---------- Material provided ----------
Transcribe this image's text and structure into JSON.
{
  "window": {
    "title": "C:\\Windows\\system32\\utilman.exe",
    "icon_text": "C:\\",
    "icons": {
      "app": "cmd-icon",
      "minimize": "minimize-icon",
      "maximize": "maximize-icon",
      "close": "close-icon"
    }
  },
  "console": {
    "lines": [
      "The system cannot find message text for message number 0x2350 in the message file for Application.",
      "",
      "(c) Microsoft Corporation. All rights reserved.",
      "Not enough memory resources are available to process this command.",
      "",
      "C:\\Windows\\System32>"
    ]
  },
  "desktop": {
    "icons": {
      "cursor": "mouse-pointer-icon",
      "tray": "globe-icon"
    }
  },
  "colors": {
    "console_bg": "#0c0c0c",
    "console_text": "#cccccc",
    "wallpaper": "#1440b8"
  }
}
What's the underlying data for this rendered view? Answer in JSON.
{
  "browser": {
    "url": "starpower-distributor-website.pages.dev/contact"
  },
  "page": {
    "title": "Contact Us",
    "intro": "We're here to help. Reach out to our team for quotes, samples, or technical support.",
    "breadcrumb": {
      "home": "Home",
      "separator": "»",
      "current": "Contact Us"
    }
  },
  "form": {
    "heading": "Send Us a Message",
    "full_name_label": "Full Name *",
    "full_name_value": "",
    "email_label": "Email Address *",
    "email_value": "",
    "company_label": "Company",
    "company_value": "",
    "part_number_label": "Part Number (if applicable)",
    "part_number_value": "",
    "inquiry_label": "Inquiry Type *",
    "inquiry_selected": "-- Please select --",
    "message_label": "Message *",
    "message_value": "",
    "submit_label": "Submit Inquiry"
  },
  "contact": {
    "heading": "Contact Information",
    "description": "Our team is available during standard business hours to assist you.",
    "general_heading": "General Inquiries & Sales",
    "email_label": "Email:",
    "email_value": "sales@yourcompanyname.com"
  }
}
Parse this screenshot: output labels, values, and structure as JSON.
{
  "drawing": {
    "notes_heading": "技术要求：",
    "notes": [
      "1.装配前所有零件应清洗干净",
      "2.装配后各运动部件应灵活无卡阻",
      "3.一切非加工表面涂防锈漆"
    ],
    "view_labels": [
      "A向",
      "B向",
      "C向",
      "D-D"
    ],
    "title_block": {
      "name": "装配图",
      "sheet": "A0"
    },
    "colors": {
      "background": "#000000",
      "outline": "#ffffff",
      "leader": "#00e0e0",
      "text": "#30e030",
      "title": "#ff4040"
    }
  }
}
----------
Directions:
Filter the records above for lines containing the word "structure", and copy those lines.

Exercise answer:
Transcribe this image's text and structure into JSON.
Parse this screenshot: output labels, values, and structure as JSON.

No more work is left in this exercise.